Your goal ->
The records are to be copied word for word, and the pictures dropped.

[Items from an interface collection]
---*---

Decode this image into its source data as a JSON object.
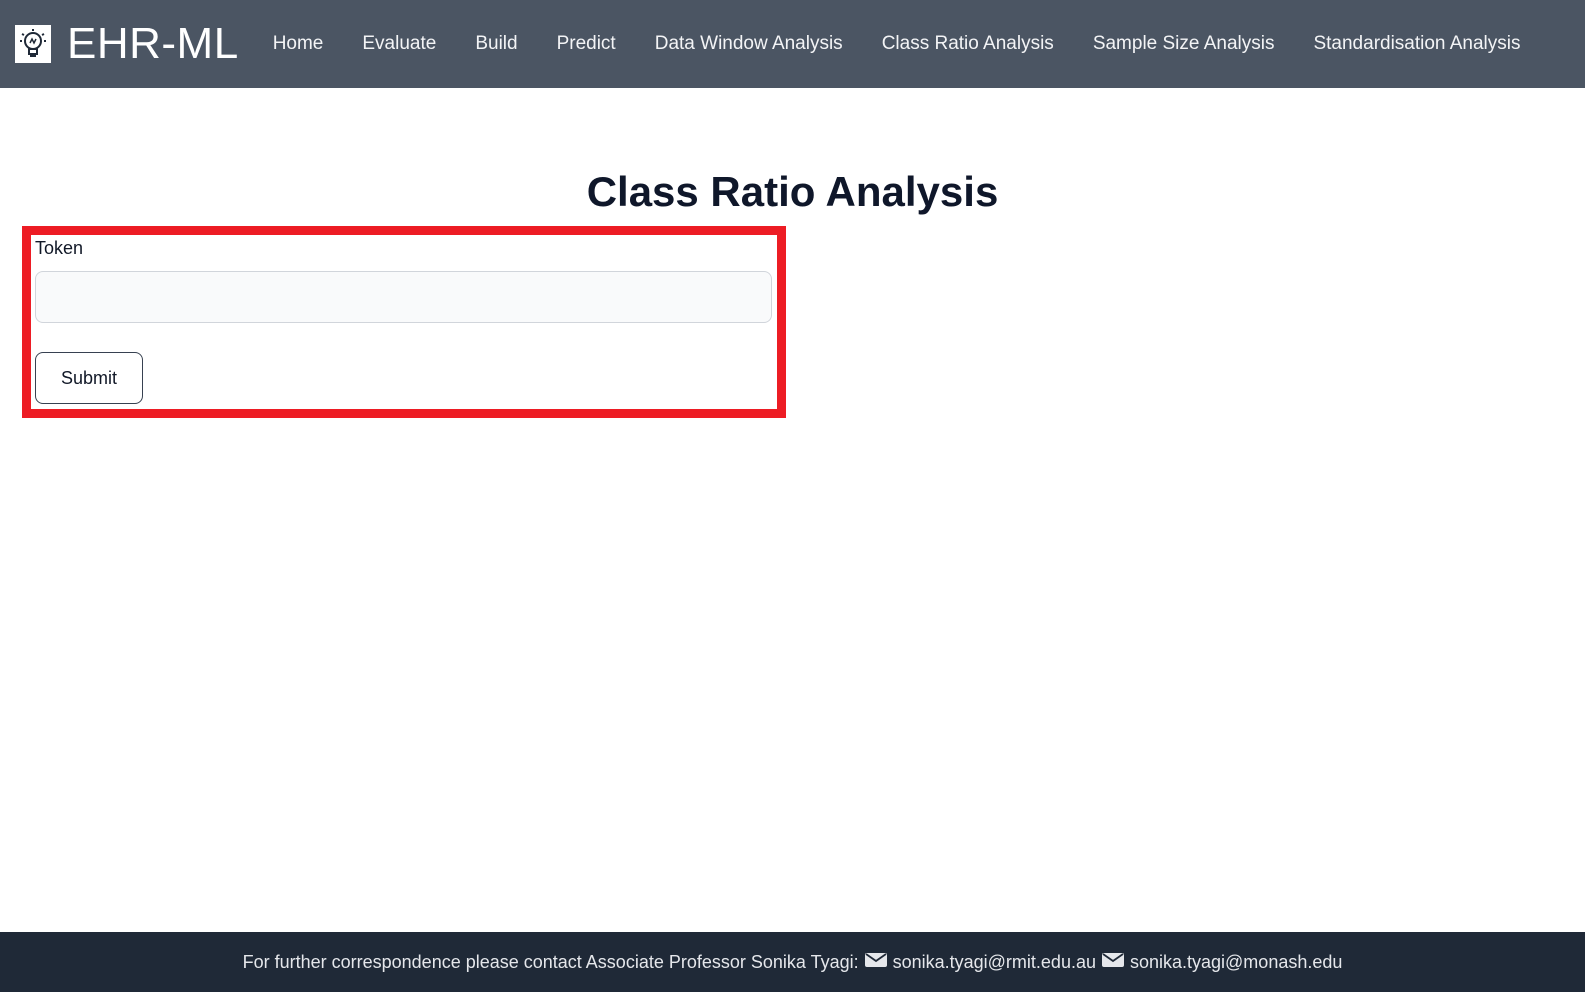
{
  "brand": {
    "name": "EHR-ML",
    "logo_icon": "lightbulb-icon"
  },
  "nav": {
    "items": [
      {
        "label": "Home"
      },
      {
        "label": "Evaluate"
      },
      {
        "label": "Build"
      },
      {
        "label": "Predict"
      },
      {
        "label": "Data Window Analysis"
      },
      {
        "label": "Class Ratio Analysis"
      },
      {
        "label": "Sample Size Analysis"
      },
      {
        "label": "Standardisation Analysis"
      }
    ]
  },
  "main": {
    "title": "Class Ratio Analysis",
    "form": {
      "token_label": "Token",
      "token_value": "",
      "token_placeholder": "",
      "submit_label": "Submit"
    }
  },
  "footer": {
    "text": "For further correspondence please contact Associate Professor Sonika Tyagi:",
    "email_1": "sonika.tyagi@rmit.edu.au",
    "email_2": "sonika.tyagi@monash.edu",
    "email_icon": "envelope-icon"
  },
  "colors": {
    "navbar": "#4b5563",
    "footer": "#1f2937",
    "highlight": "#ed1c24"
  }
}
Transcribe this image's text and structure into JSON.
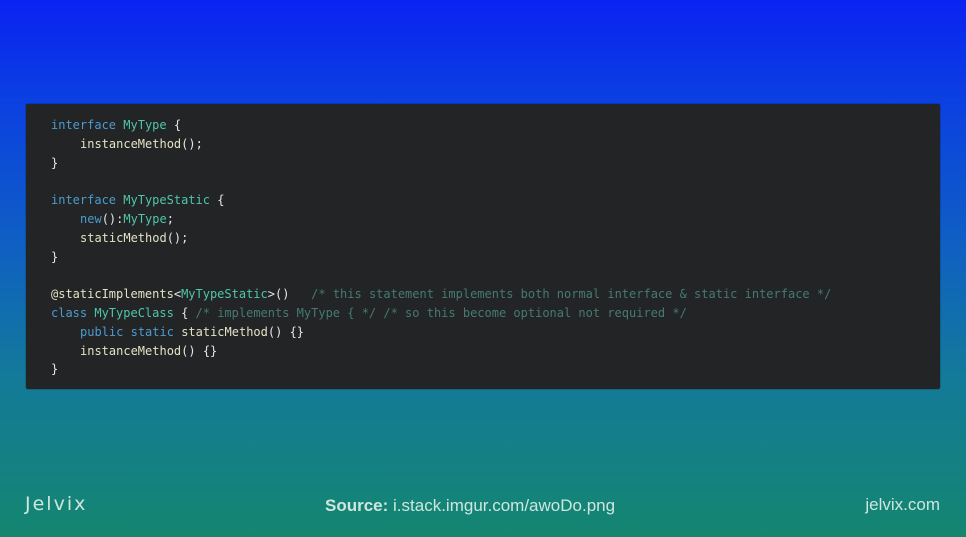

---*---

Result of this task ->
Decode this image into its source data as a JSON object.
{
  "brand": {
    "name": "EHR-ML",
    "logo_icon": "lightbulb-icon"
  },
  "nav": {
    "items": [
      {
        "label": "Home"
      },
      {
        "label": "Evaluate"
      },
      {
        "label": "Build"
      },
      {
        "label": "Predict"
      },
      {
        "label": "Data Window Analysis"
      },
      {
        "label": "Class Ratio Analysis"
      },
      {
        "label": "Sample Size Analysis"
      },
      {
        "label": "Standardisation Analysis"
      }
    ]
  },
  "main": {
    "title": "Class Ratio Analysis",
    "form": {
      "token_label": "Token",
      "token_value": "",
      "token_placeholder": "",
      "submit_label": "Submit"
    }
  },
  "footer": {
    "text": "For further correspondence please contact Associate Professor Sonika Tyagi:",
    "email_1": "sonika.tyagi@rmit.edu.au",
    "email_2": "sonika.tyagi@monash.edu",
    "email_icon": "envelope-icon"
  },
  "colors": {
    "navbar": "#4b5563",
    "footer": "#1f2937",
    "highlight": "#ed1c24"
  }
}
Transcribe this image's text and structure into JSON.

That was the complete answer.